(Web page and app entries)
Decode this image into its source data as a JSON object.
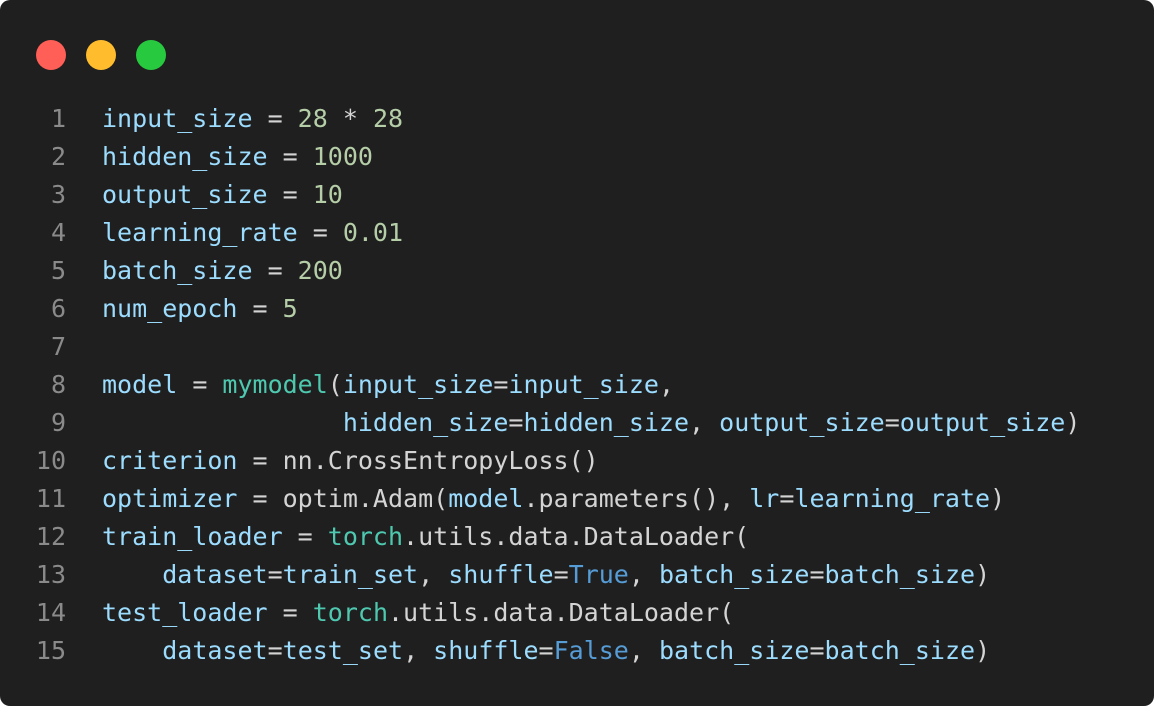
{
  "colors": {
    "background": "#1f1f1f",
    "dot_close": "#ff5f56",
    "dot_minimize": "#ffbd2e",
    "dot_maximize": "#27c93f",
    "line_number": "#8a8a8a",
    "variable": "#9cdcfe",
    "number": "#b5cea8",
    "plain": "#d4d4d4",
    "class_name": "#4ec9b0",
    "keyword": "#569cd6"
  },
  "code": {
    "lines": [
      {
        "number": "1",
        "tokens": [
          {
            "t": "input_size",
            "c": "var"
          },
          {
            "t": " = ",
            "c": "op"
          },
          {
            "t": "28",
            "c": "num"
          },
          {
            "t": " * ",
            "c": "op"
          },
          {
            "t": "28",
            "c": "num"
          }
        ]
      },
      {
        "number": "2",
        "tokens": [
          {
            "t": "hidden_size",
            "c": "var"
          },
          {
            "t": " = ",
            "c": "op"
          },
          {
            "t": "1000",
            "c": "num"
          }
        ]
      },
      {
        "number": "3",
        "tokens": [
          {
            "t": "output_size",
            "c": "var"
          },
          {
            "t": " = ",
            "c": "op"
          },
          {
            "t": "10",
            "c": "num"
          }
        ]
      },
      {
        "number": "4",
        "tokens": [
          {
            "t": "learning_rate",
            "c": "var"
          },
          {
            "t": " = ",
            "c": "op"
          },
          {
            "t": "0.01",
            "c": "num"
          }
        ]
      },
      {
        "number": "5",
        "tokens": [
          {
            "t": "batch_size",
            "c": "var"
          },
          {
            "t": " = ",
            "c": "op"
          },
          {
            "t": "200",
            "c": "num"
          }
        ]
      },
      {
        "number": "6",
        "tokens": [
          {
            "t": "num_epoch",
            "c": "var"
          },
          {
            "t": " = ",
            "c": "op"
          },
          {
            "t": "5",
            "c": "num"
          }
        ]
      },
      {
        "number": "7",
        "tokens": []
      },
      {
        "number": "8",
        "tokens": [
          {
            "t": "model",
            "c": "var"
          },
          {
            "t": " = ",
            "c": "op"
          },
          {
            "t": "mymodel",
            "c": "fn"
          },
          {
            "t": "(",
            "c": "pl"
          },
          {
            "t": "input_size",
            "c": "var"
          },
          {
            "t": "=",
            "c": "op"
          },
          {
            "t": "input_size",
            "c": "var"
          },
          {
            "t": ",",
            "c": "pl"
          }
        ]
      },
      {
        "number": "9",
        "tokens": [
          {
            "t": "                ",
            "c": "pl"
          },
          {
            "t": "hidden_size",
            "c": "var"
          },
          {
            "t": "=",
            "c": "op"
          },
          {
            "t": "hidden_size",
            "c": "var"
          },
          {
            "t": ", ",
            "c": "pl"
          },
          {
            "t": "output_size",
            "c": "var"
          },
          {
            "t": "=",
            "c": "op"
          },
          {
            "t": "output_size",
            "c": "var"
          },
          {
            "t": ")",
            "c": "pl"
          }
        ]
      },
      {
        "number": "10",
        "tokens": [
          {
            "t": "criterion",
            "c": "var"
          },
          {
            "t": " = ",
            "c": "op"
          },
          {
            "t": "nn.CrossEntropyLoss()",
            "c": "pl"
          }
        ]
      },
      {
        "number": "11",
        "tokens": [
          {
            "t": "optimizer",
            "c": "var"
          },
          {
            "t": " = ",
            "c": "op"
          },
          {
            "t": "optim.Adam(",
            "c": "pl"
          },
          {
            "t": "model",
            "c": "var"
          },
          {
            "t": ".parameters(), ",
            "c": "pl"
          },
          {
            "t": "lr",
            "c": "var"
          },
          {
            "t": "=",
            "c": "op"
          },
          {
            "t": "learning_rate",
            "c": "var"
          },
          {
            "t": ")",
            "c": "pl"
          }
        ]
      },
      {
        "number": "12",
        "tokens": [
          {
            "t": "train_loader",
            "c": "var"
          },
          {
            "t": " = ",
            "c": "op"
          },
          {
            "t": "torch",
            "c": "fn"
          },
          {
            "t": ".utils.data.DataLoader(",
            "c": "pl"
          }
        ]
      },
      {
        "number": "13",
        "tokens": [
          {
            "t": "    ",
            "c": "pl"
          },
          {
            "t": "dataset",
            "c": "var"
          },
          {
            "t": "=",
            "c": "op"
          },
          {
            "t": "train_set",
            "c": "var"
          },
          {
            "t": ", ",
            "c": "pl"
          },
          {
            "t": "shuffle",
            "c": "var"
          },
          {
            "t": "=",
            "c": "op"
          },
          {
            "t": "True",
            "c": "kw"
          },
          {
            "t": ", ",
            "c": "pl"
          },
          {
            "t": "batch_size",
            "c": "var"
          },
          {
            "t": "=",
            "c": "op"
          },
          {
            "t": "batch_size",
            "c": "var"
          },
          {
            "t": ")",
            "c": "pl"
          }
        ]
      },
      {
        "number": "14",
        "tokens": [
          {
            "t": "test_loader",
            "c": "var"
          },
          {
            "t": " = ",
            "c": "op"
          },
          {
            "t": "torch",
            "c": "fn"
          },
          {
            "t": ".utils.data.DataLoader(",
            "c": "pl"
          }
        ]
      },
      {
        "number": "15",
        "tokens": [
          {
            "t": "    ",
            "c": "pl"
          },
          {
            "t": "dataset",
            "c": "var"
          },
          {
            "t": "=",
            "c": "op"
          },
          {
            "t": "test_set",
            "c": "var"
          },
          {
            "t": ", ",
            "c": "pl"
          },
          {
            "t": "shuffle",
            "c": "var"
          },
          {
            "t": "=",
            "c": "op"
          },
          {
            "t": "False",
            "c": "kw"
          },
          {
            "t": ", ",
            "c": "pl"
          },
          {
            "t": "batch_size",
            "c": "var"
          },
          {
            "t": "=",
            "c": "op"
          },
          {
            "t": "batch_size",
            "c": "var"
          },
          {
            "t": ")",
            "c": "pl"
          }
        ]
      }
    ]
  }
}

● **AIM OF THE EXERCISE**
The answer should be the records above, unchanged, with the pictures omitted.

● **RESPONSE AREA**
Decode this image into its source data as a JSON object.
{
  "colors": {
    "background": "#1f1f1f",
    "dot_close": "#ff5f56",
    "dot_minimize": "#ffbd2e",
    "dot_maximize": "#27c93f",
    "line_number": "#8a8a8a",
    "variable": "#9cdcfe",
    "number": "#b5cea8",
    "plain": "#d4d4d4",
    "class_name": "#4ec9b0",
    "keyword": "#569cd6"
  },
  "code": {
    "lines": [
      {
        "number": "1",
        "tokens": [
          {
            "t": "input_size",
            "c": "var"
          },
          {
            "t": " = ",
            "c": "op"
          },
          {
            "t": "28",
            "c": "num"
          },
          {
            "t": " * ",
            "c": "op"
          },
          {
            "t": "28",
            "c": "num"
          }
        ]
      },
      {
        "number": "2",
        "tokens": [
          {
            "t": "hidden_size",
            "c": "var"
          },
          {
            "t": " = ",
            "c": "op"
          },
          {
            "t": "1000",
            "c": "num"
          }
        ]
      },
      {
        "number": "3",
        "tokens": [
          {
            "t": "output_size",
            "c": "var"
          },
          {
            "t": " = ",
            "c": "op"
          },
          {
            "t": "10",
            "c": "num"
          }
        ]
      },
      {
        "number": "4",
        "tokens": [
          {
            "t": "learning_rate",
            "c": "var"
          },
          {
            "t": " = ",
            "c": "op"
          },
          {
            "t": "0.01",
            "c": "num"
          }
        ]
      },
      {
        "number": "5",
        "tokens": [
          {
            "t": "batch_size",
            "c": "var"
          },
          {
            "t": " = ",
            "c": "op"
          },
          {
            "t": "200",
            "c": "num"
          }
        ]
      },
      {
        "number": "6",
        "tokens": [
          {
            "t": "num_epoch",
            "c": "var"
          },
          {
            "t": " = ",
            "c": "op"
          },
          {
            "t": "5",
            "c": "num"
          }
        ]
      },
      {
        "number": "7",
        "tokens": []
      },
      {
        "number": "8",
        "tokens": [
          {
            "t": "model",
            "c": "var"
          },
          {
            "t": " = ",
            "c": "op"
          },
          {
            "t": "mymodel",
            "c": "fn"
          },
          {
            "t": "(",
            "c": "pl"
          },
          {
            "t": "input_size",
            "c": "var"
          },
          {
            "t": "=",
            "c": "op"
          },
          {
            "t": "input_size",
            "c": "var"
          },
          {
            "t": ",",
            "c": "pl"
          }
        ]
      },
      {
        "number": "9",
        "tokens": [
          {
            "t": "                ",
            "c": "pl"
          },
          {
            "t": "hidden_size",
            "c": "var"
          },
          {
            "t": "=",
            "c": "op"
          },
          {
            "t": "hidden_size",
            "c": "var"
          },
          {
            "t": ", ",
            "c": "pl"
          },
          {
            "t": "output_size",
            "c": "var"
          },
          {
            "t": "=",
            "c": "op"
          },
          {
            "t": "output_size",
            "c": "var"
          },
          {
            "t": ")",
            "c": "pl"
          }
        ]
      },
      {
        "number": "10",
        "tokens": [
          {
            "t": "criterion",
            "c": "var"
          },
          {
            "t": " = ",
            "c": "op"
          },
          {
            "t": "nn.CrossEntropyLoss()",
            "c": "pl"
          }
        ]
      },
      {
        "number": "11",
        "tokens": [
          {
            "t": "optimizer",
            "c": "var"
          },
          {
            "t": " = ",
            "c": "op"
          },
          {
            "t": "optim.Adam(",
            "c": "pl"
          },
          {
            "t": "model",
            "c": "var"
          },
          {
            "t": ".parameters(), ",
            "c": "pl"
          },
          {
            "t": "lr",
            "c": "var"
          },
          {
            "t": "=",
            "c": "op"
          },
          {
            "t": "learning_rate",
            "c": "var"
          },
          {
            "t": ")",
            "c": "pl"
          }
        ]
      },
      {
        "number": "12",
        "tokens": [
          {
            "t": "train_loader",
            "c": "var"
          },
          {
            "t": " = ",
            "c": "op"
          },
          {
            "t": "torch",
            "c": "fn"
          },
          {
            "t": ".utils.data.DataLoader(",
            "c": "pl"
          }
        ]
      },
      {
        "number": "13",
        "tokens": [
          {
            "t": "    ",
            "c": "pl"
          },
          {
            "t": "dataset",
            "c": "var"
          },
          {
            "t": "=",
            "c": "op"
          },
          {
            "t": "train_set",
            "c": "var"
          },
          {
            "t": ", ",
            "c": "pl"
          },
          {
            "t": "shuffle",
            "c": "var"
          },
          {
            "t": "=",
            "c": "op"
          },
          {
            "t": "True",
            "c": "kw"
          },
          {
            "t": ", ",
            "c": "pl"
          },
          {
            "t": "batch_size",
            "c": "var"
          },
          {
            "t": "=",
            "c": "op"
          },
          {
            "t": "batch_size",
            "c": "var"
          },
          {
            "t": ")",
            "c": "pl"
          }
        ]
      },
      {
        "number": "14",
        "tokens": [
          {
            "t": "test_loader",
            "c": "var"
          },
          {
            "t": " = ",
            "c": "op"
          },
          {
            "t": "torch",
            "c": "fn"
          },
          {
            "t": ".utils.data.DataLoader(",
            "c": "pl"
          }
        ]
      },
      {
        "number": "15",
        "tokens": [
          {
            "t": "    ",
            "c": "pl"
          },
          {
            "t": "dataset",
            "c": "var"
          },
          {
            "t": "=",
            "c": "op"
          },
          {
            "t": "test_set",
            "c": "var"
          },
          {
            "t": ", ",
            "c": "pl"
          },
          {
            "t": "shuffle",
            "c": "var"
          },
          {
            "t": "=",
            "c": "op"
          },
          {
            "t": "False",
            "c": "kw"
          },
          {
            "t": ", ",
            "c": "pl"
          },
          {
            "t": "batch_size",
            "c": "var"
          },
          {
            "t": "=",
            "c": "op"
          },
          {
            "t": "batch_size",
            "c": "var"
          },
          {
            "t": ")",
            "c": "pl"
          }
        ]
      }
    ]
  }
}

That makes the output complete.